“Who then is the faithful and wise servant, whom the master has put in charge of the servants in his household to give them their food at the proper time? It will be good for that servant whose master finds him doing so when he returns. I tell you the truth, he will put him in charge of all his possessions. But suppose that servant is wicked and says to himself, ‘My master is staying away a long time,’ and he then begins to beat his fellow servants and to eat and drink with drunkards. The master of that servant will come on a day when he does not expect him and at an hour he is not aware of. He will cut him to pieces and assign him a place with the hypocrites, where there will be weeping and gnashing of teeth.
This sermon was addressed first of all to the disciples. So it is not surprising that many commentators have seen this parable as being addressed to the ministers of the church, as almost an ordination sermon. He says the way to be ready for the Last Day is not to concentrate on the sky but to feed those whom God has placed under their care. We might think of the daily distribution of food, which got to be such a big job that it was committed to the seven deacons (Acts chapter 6, verses 1-6). The administration of the Lord’s Supper must also be part of the picture here. And we think of Jesus’ charge to Peter, “Feed my sheep” (John chapter 21, verse 17).
But the application of this parable need not be restricted to ordained ministers. Jesus says to all Christians that the proper way to be prepared for the Last Day is to carry out your God-given responsibilities faithfully.

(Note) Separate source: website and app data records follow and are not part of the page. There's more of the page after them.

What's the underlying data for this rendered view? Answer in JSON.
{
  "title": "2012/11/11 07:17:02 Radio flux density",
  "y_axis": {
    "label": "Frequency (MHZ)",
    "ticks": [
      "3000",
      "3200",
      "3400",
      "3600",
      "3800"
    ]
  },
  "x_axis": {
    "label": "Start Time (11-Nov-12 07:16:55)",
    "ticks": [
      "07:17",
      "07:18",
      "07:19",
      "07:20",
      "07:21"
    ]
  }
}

Feed your family. Paul puts it very bluntly: “If anyone does not provide for his relatives, and especially for his immediate family, he has denied the faith and is worse than an unbeliever” (1st Timothy chapter 5, verse 8).
We who have the benefit of nearly two thousand years of hindsight can see a hint in the words, “My master is staying away a long time.” Is Jesus here implying a lengthy interval between his first and second comings? (Similar expressions occur at Matthew chapter 25, verses 5 and 19.) Perhaps the hint was subtle enough that the disciples missed it and thus maintained a healthy sense of urgency. We who can see the implication dare not permit it to lull us into complacency. Sufficient time has elapsed to fulfill the prophecy of this parable. If we presume upon his forbearance, we risk being cut to pieces and assigned a place with the hypocrites, where there will be eternal weeping and gnashing of teeth.

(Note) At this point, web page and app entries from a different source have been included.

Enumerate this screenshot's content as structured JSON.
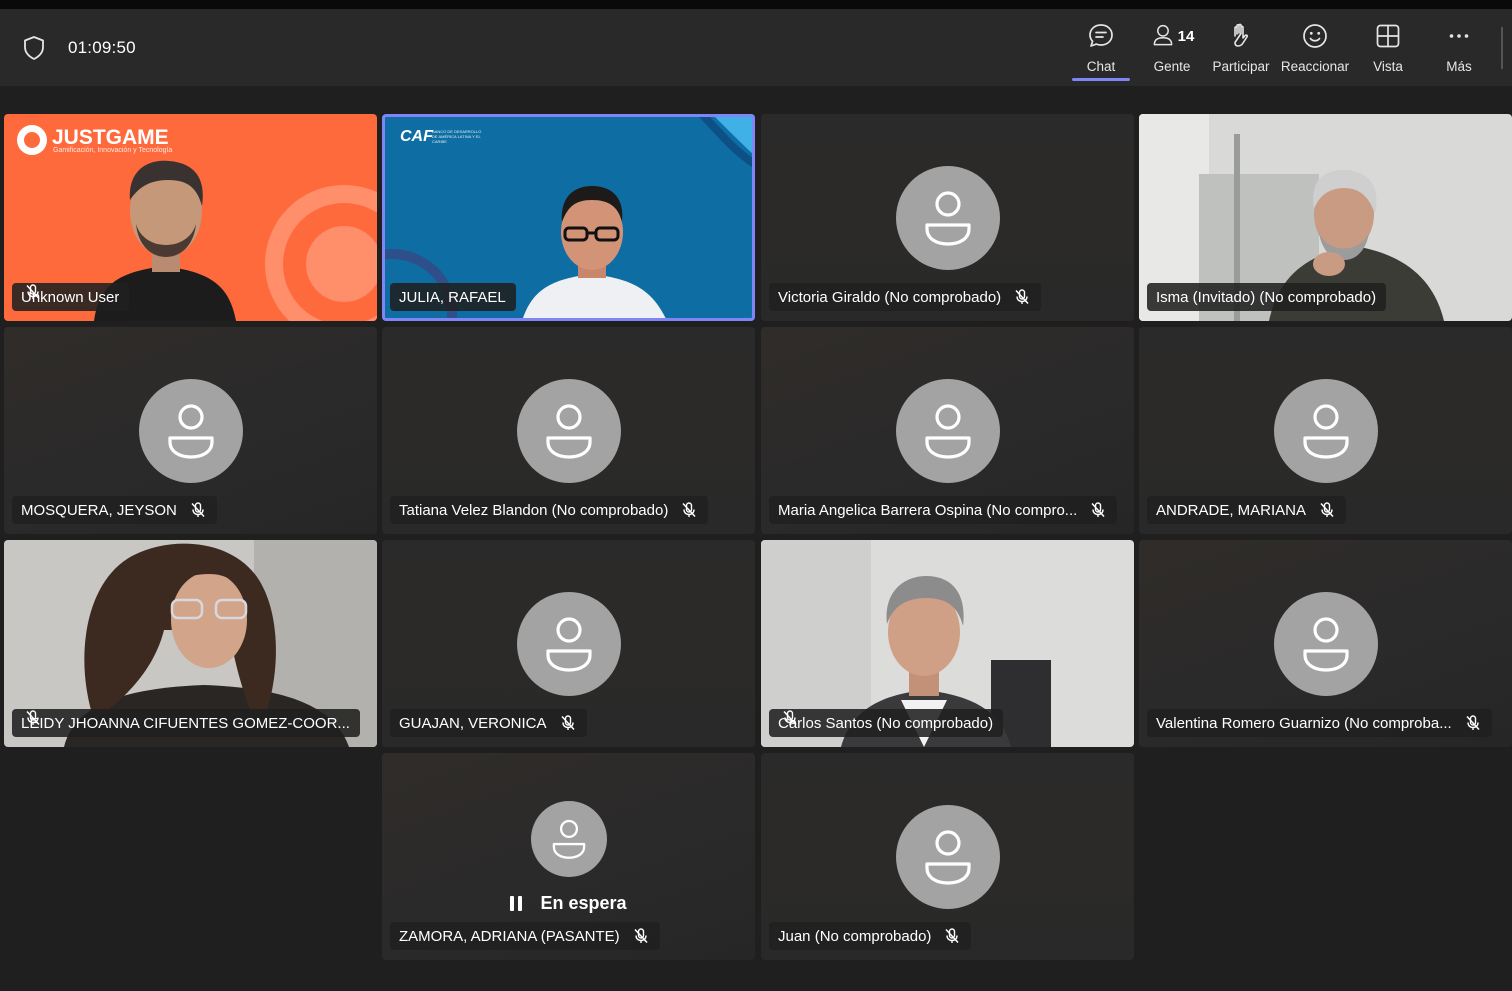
{
  "toolbar": {
    "timer": "01:09:50",
    "chat_label": "Chat",
    "people_label": "Gente",
    "people_count": "14",
    "raise_label": "Participar",
    "react_label": "Reaccionar",
    "view_label": "Vista",
    "more_label": "Más"
  },
  "participants": [
    {
      "name": "Unknown User"
    },
    {
      "name": "JULIA, RAFAEL"
    },
    {
      "name": "Victoria Giraldo (No comprobado)"
    },
    {
      "name": "Isma (Invitado) (No comprobado)"
    },
    {
      "name": "MOSQUERA, JEYSON"
    },
    {
      "name": "Tatiana Velez Blandon (No comprobado)"
    },
    {
      "name": "Maria Angelica Barrera Ospina (No compro..."
    },
    {
      "name": "ANDRADE, MARIANA"
    },
    {
      "name": "LEIDY JHOANNA CIFUENTES GOMEZ-COOR..."
    },
    {
      "name": "GUAJAN, VERONICA"
    },
    {
      "name": "Carlos Santos (No comprobado)"
    },
    {
      "name": "Valentina Romero Guarnizo (No comproba..."
    },
    {
      "name": "ZAMORA, ADRIANA (PASANTE)",
      "status": "En espera"
    },
    {
      "name": "Juan (No comprobado)"
    }
  ],
  "branding": {
    "justgame_logo": "JUSTGAME",
    "justgame_tagline": "Gamificación, Innovación y Tecnología",
    "caf_logo": "CAF",
    "caf_tagline": "BANCO DE DESARROLLO DE AMÉRICA LATINA Y EL CARIBE"
  },
  "colors": {
    "accent": "#7f85f5",
    "toolbar_bg": "#292929",
    "stage_bg": "#1f1f1f",
    "avatar_bg": "#a3a3a3",
    "justgame_orange": "#ff6a3d",
    "caf_blue": "#0e6ea3"
  }
}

In the 1928 version of the Book of Common Prayer, there is a “Prayer for Grace” that eloquently expresses the point of this parable: “Imprint upon our hearts such a dread of Thy judgments, and such a grateful sense of Thy goodness to us, as may make us both afraid and ashamed to offend Thee. And, above all, keep in our minds a lively remembrance of that great day, in which we must give a strict account of our thoughts, words, and actions to Him whom Thou hast appointed the Judge of the quick and the dead, Thy Son, Jesus Christ our Lord. Amen.”